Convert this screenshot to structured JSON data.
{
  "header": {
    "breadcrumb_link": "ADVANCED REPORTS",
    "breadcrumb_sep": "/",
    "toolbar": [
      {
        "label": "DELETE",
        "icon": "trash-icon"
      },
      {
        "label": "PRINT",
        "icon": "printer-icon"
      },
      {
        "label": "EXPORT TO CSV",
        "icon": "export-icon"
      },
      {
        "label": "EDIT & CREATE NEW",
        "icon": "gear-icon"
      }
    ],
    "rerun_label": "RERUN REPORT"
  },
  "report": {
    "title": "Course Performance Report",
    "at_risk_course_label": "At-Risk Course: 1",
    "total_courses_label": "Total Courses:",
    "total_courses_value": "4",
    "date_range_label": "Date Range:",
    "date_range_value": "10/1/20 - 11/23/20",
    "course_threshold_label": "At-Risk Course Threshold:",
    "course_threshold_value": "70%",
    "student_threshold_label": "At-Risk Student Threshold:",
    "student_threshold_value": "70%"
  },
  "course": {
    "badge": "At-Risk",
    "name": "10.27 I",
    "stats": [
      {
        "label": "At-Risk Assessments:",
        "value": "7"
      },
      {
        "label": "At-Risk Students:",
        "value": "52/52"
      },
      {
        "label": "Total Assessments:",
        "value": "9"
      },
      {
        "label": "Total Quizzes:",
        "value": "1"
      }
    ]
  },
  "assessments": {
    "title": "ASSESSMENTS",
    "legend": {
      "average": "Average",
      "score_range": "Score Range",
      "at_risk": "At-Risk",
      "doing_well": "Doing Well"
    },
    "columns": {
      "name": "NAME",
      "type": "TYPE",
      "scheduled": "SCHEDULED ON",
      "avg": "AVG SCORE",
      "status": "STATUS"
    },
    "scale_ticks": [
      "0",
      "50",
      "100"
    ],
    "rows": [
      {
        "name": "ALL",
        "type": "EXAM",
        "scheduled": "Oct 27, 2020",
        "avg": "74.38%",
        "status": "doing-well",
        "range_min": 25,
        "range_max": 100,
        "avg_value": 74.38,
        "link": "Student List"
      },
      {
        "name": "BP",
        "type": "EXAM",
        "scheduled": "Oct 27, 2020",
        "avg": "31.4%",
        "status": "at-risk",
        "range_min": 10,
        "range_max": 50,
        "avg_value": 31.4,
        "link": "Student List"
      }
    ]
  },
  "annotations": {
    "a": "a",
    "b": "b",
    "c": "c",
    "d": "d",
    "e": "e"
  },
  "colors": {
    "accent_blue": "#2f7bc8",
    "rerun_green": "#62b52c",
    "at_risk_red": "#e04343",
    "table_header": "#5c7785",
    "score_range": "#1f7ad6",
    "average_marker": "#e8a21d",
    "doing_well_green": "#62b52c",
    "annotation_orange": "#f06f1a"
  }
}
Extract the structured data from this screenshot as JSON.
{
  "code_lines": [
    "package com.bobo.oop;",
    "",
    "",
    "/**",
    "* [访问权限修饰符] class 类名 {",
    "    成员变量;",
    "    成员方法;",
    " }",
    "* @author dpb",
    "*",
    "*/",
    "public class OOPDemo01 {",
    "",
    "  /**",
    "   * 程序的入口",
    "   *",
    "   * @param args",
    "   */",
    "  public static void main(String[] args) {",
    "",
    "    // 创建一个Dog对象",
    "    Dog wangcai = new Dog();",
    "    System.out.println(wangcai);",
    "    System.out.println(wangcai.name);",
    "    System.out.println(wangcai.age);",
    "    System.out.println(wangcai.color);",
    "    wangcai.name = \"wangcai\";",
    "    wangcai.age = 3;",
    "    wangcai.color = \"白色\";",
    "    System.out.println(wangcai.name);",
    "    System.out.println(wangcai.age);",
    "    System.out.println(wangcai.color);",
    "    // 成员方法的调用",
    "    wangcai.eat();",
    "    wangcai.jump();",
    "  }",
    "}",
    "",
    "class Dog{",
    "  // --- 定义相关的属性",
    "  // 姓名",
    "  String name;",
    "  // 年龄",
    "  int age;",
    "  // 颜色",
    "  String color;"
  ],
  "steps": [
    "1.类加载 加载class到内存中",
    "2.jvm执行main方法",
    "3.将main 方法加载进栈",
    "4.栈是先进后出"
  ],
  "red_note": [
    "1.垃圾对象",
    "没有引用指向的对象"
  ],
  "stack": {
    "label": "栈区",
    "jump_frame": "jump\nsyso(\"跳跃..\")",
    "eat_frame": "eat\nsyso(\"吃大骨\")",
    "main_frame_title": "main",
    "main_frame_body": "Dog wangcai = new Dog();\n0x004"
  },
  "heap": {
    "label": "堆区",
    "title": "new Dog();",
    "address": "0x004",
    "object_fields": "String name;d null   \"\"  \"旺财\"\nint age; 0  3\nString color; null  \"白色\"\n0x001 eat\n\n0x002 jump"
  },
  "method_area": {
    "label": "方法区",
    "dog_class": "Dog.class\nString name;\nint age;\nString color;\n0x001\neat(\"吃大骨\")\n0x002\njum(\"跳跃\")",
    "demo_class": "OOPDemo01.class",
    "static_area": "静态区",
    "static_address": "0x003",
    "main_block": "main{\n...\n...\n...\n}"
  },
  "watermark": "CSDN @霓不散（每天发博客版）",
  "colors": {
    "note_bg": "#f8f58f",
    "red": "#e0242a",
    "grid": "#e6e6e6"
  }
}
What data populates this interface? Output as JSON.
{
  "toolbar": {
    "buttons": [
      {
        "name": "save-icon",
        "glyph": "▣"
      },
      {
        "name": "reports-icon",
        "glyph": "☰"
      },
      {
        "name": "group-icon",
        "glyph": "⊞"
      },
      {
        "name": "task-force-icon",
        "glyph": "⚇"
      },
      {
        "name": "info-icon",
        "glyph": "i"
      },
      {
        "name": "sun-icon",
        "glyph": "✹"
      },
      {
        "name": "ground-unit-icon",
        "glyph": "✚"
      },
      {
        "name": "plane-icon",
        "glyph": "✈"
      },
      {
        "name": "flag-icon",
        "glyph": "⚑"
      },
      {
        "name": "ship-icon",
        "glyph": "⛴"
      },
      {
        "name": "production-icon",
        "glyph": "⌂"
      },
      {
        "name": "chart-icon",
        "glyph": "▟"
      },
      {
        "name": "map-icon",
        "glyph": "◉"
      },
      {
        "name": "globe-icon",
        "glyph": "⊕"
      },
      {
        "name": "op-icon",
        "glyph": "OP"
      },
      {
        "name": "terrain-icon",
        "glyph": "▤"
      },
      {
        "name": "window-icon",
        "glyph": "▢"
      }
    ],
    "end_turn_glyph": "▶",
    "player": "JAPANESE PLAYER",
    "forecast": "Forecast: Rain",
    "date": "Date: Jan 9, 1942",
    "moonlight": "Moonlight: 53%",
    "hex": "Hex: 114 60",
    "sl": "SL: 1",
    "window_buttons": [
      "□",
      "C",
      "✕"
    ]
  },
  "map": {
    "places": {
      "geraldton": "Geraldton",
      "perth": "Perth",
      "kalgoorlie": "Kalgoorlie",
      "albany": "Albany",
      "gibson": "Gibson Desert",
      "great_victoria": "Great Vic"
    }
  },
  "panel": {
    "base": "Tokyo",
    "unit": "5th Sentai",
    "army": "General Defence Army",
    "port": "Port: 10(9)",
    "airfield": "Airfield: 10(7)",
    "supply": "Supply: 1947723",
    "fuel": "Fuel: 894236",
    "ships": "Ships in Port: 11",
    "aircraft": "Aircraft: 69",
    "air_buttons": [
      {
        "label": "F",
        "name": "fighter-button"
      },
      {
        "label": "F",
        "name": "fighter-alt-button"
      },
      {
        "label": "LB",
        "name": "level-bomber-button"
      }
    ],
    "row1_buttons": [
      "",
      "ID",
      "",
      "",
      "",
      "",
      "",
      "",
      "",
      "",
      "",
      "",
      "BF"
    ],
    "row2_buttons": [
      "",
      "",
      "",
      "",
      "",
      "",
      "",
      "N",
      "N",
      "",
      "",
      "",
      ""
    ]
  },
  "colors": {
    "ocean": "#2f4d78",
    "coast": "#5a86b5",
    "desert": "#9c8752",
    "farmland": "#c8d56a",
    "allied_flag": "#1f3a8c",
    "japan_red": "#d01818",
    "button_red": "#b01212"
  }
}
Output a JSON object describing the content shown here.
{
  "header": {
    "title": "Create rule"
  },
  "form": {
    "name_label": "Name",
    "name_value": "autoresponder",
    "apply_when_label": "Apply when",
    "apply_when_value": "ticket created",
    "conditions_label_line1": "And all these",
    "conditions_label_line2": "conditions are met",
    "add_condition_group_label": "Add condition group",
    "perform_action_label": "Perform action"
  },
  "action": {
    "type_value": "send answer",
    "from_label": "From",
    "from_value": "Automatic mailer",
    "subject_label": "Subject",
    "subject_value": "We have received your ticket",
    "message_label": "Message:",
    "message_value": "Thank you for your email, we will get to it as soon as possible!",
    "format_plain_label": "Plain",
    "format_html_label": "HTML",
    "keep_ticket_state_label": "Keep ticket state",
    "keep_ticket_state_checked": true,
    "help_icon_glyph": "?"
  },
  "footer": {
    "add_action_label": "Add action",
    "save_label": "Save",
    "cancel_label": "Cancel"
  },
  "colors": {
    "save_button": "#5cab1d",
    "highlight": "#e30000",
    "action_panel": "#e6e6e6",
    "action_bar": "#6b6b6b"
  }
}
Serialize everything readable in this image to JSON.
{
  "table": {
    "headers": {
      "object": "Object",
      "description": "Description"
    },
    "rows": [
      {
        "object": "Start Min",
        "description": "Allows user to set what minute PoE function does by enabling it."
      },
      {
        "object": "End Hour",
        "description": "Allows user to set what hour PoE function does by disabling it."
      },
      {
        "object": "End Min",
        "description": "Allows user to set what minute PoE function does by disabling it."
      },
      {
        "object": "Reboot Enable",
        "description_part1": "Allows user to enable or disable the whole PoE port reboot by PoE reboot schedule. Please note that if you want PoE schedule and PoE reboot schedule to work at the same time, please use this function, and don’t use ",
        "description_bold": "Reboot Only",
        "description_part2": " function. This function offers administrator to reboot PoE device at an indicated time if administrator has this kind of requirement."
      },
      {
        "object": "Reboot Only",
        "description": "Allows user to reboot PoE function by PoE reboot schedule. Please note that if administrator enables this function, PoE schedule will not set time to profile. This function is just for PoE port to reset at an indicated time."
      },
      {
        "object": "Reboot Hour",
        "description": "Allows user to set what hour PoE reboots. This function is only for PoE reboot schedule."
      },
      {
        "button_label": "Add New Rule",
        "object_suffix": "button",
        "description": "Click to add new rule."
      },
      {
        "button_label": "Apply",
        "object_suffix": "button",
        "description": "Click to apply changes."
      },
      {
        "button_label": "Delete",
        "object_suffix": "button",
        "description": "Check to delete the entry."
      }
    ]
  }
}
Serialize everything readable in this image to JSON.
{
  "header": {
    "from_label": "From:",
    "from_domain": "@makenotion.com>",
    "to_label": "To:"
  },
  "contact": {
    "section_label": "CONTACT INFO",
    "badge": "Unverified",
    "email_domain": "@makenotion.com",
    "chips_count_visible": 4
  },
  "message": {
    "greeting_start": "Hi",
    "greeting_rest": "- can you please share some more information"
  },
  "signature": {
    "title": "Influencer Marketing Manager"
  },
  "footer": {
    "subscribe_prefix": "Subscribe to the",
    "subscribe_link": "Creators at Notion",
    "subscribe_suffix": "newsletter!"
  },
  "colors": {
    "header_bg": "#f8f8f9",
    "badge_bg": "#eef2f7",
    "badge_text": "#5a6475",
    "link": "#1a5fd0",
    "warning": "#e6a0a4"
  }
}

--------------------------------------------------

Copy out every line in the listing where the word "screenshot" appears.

__The answer__:
Convert this screenshot to structured JSON data.
Extract the structured data from this screenshot as JSON.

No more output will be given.